--- Exercise material Enclosed Below ---
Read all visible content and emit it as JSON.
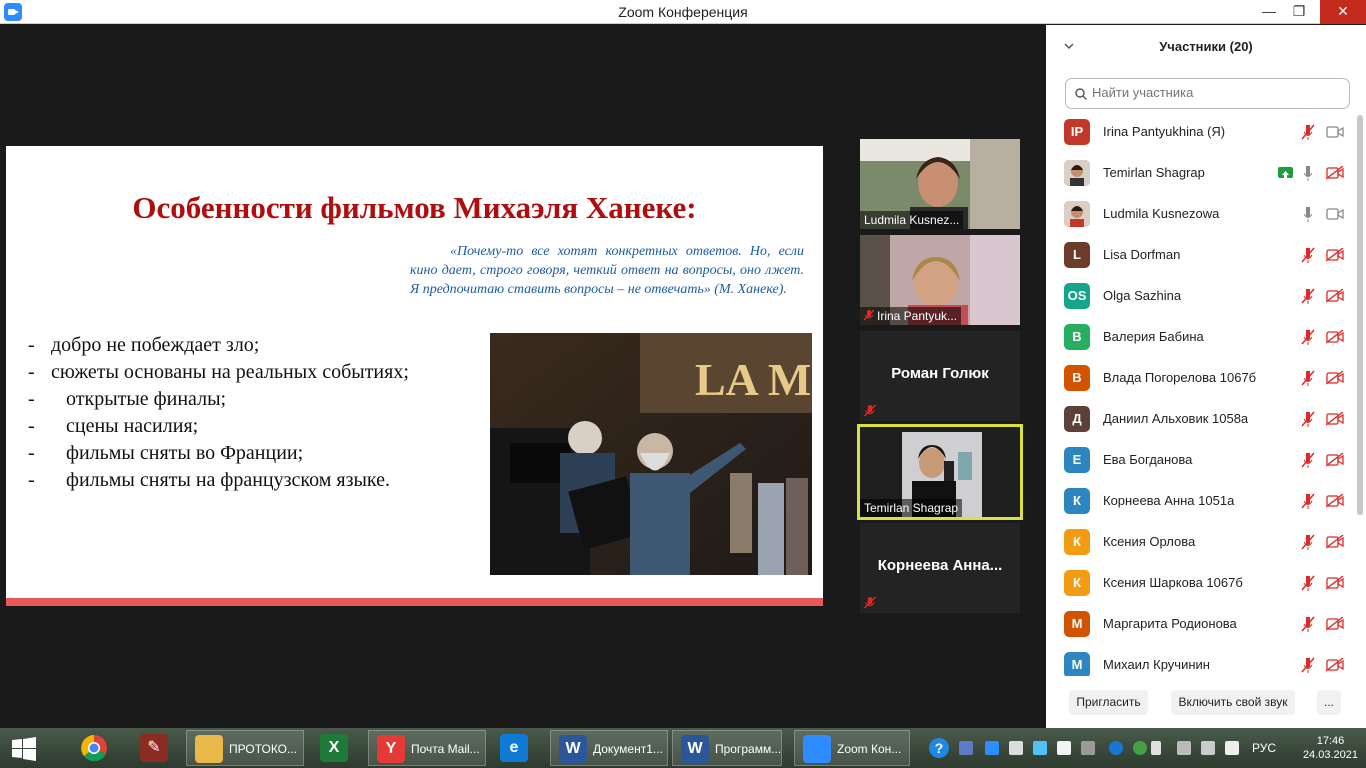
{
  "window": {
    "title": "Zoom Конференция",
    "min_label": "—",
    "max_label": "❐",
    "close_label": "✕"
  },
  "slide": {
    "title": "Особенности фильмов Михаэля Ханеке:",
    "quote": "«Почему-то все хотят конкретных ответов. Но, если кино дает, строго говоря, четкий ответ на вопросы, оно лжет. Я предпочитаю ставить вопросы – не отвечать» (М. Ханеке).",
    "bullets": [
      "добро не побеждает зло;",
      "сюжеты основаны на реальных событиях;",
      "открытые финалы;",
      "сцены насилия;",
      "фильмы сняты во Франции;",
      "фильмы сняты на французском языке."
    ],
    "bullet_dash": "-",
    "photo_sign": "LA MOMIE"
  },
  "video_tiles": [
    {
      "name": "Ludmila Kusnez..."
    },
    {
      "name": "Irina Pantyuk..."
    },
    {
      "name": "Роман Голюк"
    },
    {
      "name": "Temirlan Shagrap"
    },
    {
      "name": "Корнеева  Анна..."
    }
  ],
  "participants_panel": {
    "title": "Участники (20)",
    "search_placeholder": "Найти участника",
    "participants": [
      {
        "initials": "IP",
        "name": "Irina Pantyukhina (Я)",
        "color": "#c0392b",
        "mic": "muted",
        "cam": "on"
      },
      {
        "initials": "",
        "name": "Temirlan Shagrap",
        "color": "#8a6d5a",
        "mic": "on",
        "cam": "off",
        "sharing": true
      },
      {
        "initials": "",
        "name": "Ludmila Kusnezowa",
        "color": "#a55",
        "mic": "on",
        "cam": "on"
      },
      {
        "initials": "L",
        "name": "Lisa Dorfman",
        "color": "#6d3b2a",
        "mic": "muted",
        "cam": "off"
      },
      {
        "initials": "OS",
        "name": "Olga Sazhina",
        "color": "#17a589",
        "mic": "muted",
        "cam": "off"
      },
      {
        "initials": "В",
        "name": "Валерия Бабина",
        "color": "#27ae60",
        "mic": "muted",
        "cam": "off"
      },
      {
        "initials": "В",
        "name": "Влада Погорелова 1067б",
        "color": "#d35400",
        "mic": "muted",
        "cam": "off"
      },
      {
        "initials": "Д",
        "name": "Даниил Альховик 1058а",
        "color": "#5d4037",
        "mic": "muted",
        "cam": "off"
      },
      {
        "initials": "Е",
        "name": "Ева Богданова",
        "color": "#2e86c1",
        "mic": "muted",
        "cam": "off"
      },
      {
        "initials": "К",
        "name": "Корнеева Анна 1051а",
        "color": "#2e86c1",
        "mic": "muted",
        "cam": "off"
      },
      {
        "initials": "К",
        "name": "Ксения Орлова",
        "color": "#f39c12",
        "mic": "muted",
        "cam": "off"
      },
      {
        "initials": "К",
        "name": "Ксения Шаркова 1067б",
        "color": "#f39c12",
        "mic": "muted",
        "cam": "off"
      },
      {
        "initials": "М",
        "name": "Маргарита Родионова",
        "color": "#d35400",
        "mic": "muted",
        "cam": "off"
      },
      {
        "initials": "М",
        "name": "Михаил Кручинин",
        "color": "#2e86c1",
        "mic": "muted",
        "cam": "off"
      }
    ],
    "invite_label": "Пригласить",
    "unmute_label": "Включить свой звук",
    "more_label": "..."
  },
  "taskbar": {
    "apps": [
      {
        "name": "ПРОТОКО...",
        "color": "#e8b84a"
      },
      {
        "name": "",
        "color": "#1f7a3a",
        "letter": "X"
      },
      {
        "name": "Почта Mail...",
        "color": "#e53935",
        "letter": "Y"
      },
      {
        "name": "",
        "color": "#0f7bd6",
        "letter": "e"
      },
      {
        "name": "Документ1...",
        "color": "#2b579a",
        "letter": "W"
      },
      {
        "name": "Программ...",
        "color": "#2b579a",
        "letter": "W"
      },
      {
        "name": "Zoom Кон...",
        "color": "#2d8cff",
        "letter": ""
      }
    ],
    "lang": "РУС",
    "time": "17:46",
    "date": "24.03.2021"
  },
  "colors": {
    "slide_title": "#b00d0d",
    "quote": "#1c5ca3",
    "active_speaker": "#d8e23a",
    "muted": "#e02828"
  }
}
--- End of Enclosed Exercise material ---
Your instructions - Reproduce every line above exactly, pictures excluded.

Expected answer -
Read all visible content and emit it as JSON.
{
  "window": {
    "title": "Zoom Конференция",
    "min_label": "—",
    "max_label": "❐",
    "close_label": "✕"
  },
  "slide": {
    "title": "Особенности фильмов Михаэля Ханеке:",
    "quote": "«Почему-то все хотят конкретных ответов. Но, если кино дает, строго говоря, четкий ответ на вопросы, оно лжет. Я предпочитаю ставить вопросы – не отвечать» (М. Ханеке).",
    "bullets": [
      "добро не побеждает зло;",
      "сюжеты основаны на реальных событиях;",
      "открытые финалы;",
      "сцены насилия;",
      "фильмы сняты во Франции;",
      "фильмы сняты на французском языке."
    ],
    "bullet_dash": "-",
    "photo_sign": "LA MOMIE"
  },
  "video_tiles": [
    {
      "name": "Ludmila Kusnez..."
    },
    {
      "name": "Irina Pantyuk..."
    },
    {
      "name": "Роман Голюк"
    },
    {
      "name": "Temirlan Shagrap"
    },
    {
      "name": "Корнеева  Анна..."
    }
  ],
  "participants_panel": {
    "title": "Участники (20)",
    "search_placeholder": "Найти участника",
    "participants": [
      {
        "initials": "IP",
        "name": "Irina Pantyukhina (Я)",
        "color": "#c0392b",
        "mic": "muted",
        "cam": "on"
      },
      {
        "initials": "",
        "name": "Temirlan Shagrap",
        "color": "#8a6d5a",
        "mic": "on",
        "cam": "off",
        "sharing": true
      },
      {
        "initials": "",
        "name": "Ludmila Kusnezowa",
        "color": "#a55",
        "mic": "on",
        "cam": "on"
      },
      {
        "initials": "L",
        "name": "Lisa Dorfman",
        "color": "#6d3b2a",
        "mic": "muted",
        "cam": "off"
      },
      {
        "initials": "OS",
        "name": "Olga Sazhina",
        "color": "#17a589",
        "mic": "muted",
        "cam": "off"
      },
      {
        "initials": "В",
        "name": "Валерия Бабина",
        "color": "#27ae60",
        "mic": "muted",
        "cam": "off"
      },
      {
        "initials": "В",
        "name": "Влада Погорелова 1067б",
        "color": "#d35400",
        "mic": "muted",
        "cam": "off"
      },
      {
        "initials": "Д",
        "name": "Даниил Альховик 1058а",
        "color": "#5d4037",
        "mic": "muted",
        "cam": "off"
      },
      {
        "initials": "Е",
        "name": "Ева Богданова",
        "color": "#2e86c1",
        "mic": "muted",
        "cam": "off"
      },
      {
        "initials": "К",
        "name": "Корнеева Анна 1051а",
        "color": "#2e86c1",
        "mic": "muted",
        "cam": "off"
      },
      {
        "initials": "К",
        "name": "Ксения Орлова",
        "color": "#f39c12",
        "mic": "muted",
        "cam": "off"
      },
      {
        "initials": "К",
        "name": "Ксения Шаркова 1067б",
        "color": "#f39c12",
        "mic": "muted",
        "cam": "off"
      },
      {
        "initials": "М",
        "name": "Маргарита Родионова",
        "color": "#d35400",
        "mic": "muted",
        "cam": "off"
      },
      {
        "initials": "М",
        "name": "Михаил Кручинин",
        "color": "#2e86c1",
        "mic": "muted",
        "cam": "off"
      }
    ],
    "invite_label": "Пригласить",
    "unmute_label": "Включить свой звук",
    "more_label": "..."
  },
  "taskbar": {
    "apps": [
      {
        "name": "ПРОТОКО...",
        "color": "#e8b84a"
      },
      {
        "name": "",
        "color": "#1f7a3a",
        "letter": "X"
      },
      {
        "name": "Почта Mail...",
        "color": "#e53935",
        "letter": "Y"
      },
      {
        "name": "",
        "color": "#0f7bd6",
        "letter": "e"
      },
      {
        "name": "Документ1...",
        "color": "#2b579a",
        "letter": "W"
      },
      {
        "name": "Программ...",
        "color": "#2b579a",
        "letter": "W"
      },
      {
        "name": "Zoom Кон...",
        "color": "#2d8cff",
        "letter": ""
      }
    ],
    "lang": "РУС",
    "time": "17:46",
    "date": "24.03.2021"
  },
  "colors": {
    "slide_title": "#b00d0d",
    "quote": "#1c5ca3",
    "active_speaker": "#d8e23a",
    "muted": "#e02828"
  }
}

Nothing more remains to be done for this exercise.